From their inception in 1979, to their most recent updates, electronic spreadsheets have been an integral part of business processes across the world. Today, an estimated 81% of businesses use Microsoft Excel – the most successful spreadsheet tool – for a multitude of tasks including recording employee data, generating reports and managing budgets.
For most SMEs, spreadsheets play an important role in their software setup. Findings from our recent whitepaper show that 34% of SMEs rely on spreadsheets to complete tasks such as tracking invoices (34%), project management (29%) and customer data (30%).
But with such a dependence on these tools, businesses leave themselves exposed to the potential risks that accompany them. All software is liable to some human error, but the lack of security that comes with spreadsheets makes them particularly susceptible to attacks. Only two years ago, the Mimecast threat centre revealed a vulnerability in excel’s Power Query tool that would allow hackers to potentially embed malicious content into another data source.
And this problem has only escalated in recent years, with many companies suffering significant losses because of spreadsheet mistakes. To further emphasise the risks behind this software, we look at 5 catastrophic incidents…
In 2005, Kodak – the biggest producer of film – had to restate a combined $11 million worth of losses to two quarters after an error had been made on Excel. The document in question covered severance and retirement benefits for employees. In what can be described as a snowball effect, one employee’s simple mistake of adding too many zeroes to the document resulted in calculations being made that overstated these payments by $11 million. The blunder occurred during a time when Kodak were already suffering great financial losses, with this mishap only adding to the company’s struggles.
It’s safe to say that 2008 was a difficult year for banks globally. Barclays Capital saw the opportunity to capitalise on the Lehman brothers declaring bankruptcy by purchasing a selection of the bank’s contracts. Barclays had compiled an Excel report containing the Lehman Brothers contracts that they wanted to acquire, but what they hadn’t realised was that the report also contained contracts that they did not intend to purchase. Instead of being deleted, these rows had been hidden with the document. Once this file was exported as a PDF and presented at court Barclays were legally bound to these acquisitions. Avoidable spending resulting from an avoidable mistake.
Ensuring safe and secure methods is essential for any company carrying out data collection. The British intelligence agency, MI5, are no strangers to this fact, but that didn’t stop them accidentally bugging over a thousand mobile phones in 2010 after a simple formatting error on excel. After “000” was mistakenly added to the end of a cell containing telephone numbers, the agency applied for incorrect data and consequently bugged the wrong phones. The real culprit? Spreadsheets.

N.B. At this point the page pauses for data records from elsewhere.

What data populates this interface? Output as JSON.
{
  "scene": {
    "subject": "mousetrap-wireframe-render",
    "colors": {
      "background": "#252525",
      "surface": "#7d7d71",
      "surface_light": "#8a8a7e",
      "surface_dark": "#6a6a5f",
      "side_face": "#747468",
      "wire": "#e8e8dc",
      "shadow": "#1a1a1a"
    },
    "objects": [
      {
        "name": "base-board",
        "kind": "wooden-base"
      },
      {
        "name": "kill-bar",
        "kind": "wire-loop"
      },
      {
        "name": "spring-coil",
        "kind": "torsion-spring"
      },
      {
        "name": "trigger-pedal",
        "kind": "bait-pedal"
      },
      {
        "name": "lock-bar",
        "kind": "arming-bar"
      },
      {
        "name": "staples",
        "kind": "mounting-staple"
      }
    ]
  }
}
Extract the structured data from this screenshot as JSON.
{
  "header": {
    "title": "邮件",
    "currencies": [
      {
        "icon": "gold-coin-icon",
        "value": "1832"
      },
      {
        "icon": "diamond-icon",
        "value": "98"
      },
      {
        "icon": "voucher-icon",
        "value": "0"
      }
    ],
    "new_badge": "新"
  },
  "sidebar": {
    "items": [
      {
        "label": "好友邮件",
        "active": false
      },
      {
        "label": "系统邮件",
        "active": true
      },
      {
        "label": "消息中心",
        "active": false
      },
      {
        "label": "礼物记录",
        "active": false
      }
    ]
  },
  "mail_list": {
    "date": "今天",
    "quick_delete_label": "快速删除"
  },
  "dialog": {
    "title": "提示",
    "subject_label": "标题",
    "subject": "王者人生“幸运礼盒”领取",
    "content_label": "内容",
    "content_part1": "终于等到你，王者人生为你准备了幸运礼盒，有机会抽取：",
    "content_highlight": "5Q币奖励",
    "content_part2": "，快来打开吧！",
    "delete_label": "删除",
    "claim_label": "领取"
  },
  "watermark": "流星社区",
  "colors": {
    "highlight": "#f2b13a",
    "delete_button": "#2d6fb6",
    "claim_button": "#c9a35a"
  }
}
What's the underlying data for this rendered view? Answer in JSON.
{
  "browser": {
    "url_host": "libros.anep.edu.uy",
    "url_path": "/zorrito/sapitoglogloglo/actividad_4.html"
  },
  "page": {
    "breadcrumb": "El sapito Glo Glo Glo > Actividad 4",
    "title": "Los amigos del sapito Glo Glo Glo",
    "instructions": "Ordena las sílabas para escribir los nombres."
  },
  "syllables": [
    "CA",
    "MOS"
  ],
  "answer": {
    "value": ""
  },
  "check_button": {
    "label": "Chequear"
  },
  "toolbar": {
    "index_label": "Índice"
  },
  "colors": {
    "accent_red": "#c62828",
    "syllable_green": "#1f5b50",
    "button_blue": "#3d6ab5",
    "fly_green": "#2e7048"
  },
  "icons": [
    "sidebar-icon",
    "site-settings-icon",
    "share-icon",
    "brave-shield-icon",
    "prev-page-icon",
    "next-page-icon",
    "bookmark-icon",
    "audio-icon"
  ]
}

During ticket sales for a swimming heats event, one employee accidentally typed 20,000 instead of 10,000 into a spreadsheet cell. These non-existent tickets were snapped up by spectators eager to attend the event, unbeknownst to the mistake that had taken place. Unable to accommodate these extra spectators, the Olympic committee sought to resolve the issue by upgrading these extra tickets to main events. Excellent news for the customers, embarrassing press for the organisers.
When it comes to spreadsheets, even the simplest mistakes can have the biggest impact. Financial giant JP Morgan discovered this fact the hard way in 2012 when it became victim to a simple formula error – losing $6 billion in the process. A lender was using Excel to generate value-at-risk models, when one of the finance employees erroneously copied and pasted incorrect data from between spreadsheets. The user had used the sum rather than the average of two values, producing wildly inaccurate results.
While the details of these incidents may differ, the use of spreadsheets remains a unifying factor throughout. Despite their undeniably useful features, spreadsheets continue to pose a security threat to businesses across the world. The examples cited above show how even the smallest of mistakes can have a ripple effect across sheets, teams and departments – often leading to reduced productivity and financial losses.
No code tools provide a solution to these threats, providing SMEs with a secure and scalable platform that allows them to manage essential business processes. Not only do these platforms enable businesses to store information security through cloud-based backups and auditing trails, but they also enable teams to work smarter through their highly collaborative features.
In line with business priorities, which include the secure and safe storage of information, Gridfox allows anyone to build custom tools that can be easily adapted to accommodate growth.
Want to find out more? Get started with Gridfox free here.